▶ **PROBLEM DESCRIPTION**:
Report the count of lines holding "this" in the records, with no other words.

*** Opening TASK MATERIAL ***

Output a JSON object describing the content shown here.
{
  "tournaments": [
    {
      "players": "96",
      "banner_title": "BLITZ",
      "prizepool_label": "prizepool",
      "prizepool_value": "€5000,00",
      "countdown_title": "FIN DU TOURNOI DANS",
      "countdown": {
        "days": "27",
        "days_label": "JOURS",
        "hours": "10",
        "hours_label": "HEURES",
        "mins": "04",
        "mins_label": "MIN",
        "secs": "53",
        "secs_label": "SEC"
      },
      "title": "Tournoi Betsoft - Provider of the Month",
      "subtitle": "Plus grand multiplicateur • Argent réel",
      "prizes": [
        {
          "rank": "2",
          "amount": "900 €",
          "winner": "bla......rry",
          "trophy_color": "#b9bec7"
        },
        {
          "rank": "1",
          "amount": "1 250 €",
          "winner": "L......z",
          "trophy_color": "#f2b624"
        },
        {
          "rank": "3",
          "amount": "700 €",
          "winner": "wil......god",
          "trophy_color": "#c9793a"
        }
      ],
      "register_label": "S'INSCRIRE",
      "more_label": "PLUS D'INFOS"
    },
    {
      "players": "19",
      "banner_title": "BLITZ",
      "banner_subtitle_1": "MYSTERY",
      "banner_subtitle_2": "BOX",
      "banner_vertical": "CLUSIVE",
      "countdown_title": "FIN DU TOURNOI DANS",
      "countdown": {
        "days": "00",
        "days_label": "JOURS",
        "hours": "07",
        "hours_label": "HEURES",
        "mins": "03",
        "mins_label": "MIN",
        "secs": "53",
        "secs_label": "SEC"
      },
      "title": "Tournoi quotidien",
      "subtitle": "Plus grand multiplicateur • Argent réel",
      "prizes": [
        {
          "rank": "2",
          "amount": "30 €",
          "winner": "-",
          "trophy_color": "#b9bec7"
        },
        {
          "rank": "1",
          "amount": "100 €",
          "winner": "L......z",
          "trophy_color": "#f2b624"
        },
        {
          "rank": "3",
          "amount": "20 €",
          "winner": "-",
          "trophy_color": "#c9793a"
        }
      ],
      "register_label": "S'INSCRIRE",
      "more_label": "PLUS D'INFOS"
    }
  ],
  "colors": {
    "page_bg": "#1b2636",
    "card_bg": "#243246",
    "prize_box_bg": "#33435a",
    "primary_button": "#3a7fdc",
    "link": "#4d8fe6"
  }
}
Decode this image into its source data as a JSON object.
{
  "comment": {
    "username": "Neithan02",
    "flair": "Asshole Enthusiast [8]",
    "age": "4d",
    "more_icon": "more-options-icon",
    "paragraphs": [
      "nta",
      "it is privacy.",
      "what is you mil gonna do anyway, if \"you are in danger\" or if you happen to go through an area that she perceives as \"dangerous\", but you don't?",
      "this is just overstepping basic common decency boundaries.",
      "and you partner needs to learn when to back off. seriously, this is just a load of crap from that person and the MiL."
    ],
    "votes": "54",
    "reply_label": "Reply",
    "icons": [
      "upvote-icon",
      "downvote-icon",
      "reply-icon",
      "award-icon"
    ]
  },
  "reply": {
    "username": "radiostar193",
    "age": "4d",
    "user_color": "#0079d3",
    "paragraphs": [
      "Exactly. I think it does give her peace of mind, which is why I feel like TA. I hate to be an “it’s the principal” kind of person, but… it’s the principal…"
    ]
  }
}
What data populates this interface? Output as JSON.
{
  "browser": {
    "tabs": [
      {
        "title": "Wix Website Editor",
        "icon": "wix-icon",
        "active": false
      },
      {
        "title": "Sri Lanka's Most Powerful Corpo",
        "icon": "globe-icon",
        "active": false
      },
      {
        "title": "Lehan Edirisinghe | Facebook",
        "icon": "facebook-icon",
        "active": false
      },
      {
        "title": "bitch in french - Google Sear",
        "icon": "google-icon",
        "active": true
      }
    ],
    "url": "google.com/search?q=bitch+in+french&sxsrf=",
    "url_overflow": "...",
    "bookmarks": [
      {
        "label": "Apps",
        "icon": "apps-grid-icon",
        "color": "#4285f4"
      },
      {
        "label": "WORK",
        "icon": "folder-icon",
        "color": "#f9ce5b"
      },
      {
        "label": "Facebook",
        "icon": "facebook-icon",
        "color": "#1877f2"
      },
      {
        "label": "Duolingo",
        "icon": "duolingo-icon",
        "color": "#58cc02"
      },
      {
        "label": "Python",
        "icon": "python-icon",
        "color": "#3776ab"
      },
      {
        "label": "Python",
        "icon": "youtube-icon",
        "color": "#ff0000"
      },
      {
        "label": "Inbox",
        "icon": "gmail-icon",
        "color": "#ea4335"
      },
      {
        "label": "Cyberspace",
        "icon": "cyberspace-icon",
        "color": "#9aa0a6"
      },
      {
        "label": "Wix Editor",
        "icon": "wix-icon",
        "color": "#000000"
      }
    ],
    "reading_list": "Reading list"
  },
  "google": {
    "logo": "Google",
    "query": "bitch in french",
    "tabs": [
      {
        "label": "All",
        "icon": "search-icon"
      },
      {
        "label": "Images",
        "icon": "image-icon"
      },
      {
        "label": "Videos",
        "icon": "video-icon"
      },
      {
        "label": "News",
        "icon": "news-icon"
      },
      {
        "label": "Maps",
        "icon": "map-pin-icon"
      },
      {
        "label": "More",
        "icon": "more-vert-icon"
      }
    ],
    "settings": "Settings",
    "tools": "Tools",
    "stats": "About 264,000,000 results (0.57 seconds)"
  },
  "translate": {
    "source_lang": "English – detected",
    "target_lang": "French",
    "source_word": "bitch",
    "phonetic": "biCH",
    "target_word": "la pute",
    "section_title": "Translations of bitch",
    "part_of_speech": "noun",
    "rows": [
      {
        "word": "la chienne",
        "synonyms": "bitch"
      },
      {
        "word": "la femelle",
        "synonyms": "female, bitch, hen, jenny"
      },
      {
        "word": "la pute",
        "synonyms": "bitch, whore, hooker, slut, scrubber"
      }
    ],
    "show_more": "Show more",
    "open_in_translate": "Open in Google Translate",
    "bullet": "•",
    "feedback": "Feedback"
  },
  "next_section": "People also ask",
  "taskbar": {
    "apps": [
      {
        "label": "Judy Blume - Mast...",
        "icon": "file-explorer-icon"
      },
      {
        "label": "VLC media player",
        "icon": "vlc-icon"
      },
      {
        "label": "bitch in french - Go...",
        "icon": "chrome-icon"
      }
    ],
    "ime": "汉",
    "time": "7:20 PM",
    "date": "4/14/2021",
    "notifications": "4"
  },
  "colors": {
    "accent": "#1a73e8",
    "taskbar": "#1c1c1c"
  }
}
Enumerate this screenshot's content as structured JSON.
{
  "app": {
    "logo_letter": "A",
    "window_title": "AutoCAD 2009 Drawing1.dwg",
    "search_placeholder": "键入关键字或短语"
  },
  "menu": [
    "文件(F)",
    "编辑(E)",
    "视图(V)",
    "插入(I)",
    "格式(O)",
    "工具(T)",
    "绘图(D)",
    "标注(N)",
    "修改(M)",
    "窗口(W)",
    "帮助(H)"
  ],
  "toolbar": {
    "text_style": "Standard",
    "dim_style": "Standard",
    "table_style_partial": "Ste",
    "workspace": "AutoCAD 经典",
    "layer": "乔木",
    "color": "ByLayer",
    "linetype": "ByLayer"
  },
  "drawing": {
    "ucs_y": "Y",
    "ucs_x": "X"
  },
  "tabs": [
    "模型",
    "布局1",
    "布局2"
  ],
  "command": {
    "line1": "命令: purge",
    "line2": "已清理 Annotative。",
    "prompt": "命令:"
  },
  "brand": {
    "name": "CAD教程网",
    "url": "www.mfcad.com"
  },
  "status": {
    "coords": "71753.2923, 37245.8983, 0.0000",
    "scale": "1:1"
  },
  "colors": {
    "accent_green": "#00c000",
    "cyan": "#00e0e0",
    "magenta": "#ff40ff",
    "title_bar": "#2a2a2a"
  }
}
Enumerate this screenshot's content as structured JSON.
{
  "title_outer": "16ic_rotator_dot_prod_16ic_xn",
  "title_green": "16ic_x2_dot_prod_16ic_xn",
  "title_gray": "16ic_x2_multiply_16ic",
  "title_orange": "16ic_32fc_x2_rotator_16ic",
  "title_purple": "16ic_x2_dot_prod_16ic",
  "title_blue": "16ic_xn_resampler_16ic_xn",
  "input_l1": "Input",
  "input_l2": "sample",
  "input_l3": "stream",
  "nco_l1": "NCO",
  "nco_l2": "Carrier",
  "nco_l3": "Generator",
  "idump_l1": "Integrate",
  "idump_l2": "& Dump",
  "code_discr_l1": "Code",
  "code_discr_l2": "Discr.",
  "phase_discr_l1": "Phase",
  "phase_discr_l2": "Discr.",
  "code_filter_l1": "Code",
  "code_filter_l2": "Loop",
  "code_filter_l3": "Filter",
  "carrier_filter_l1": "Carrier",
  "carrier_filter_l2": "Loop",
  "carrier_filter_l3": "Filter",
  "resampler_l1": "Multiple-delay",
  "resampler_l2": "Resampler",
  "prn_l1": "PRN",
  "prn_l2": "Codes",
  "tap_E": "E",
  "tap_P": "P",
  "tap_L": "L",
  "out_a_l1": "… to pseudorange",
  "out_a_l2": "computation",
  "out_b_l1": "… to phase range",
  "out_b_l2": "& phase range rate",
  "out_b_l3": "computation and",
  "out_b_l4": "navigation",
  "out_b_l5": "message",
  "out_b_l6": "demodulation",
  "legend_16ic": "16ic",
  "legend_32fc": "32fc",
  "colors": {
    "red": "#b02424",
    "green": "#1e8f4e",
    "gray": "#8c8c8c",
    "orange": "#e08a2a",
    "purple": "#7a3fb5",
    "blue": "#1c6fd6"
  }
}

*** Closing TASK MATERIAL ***

▶ **RESPONSE AREA**:
6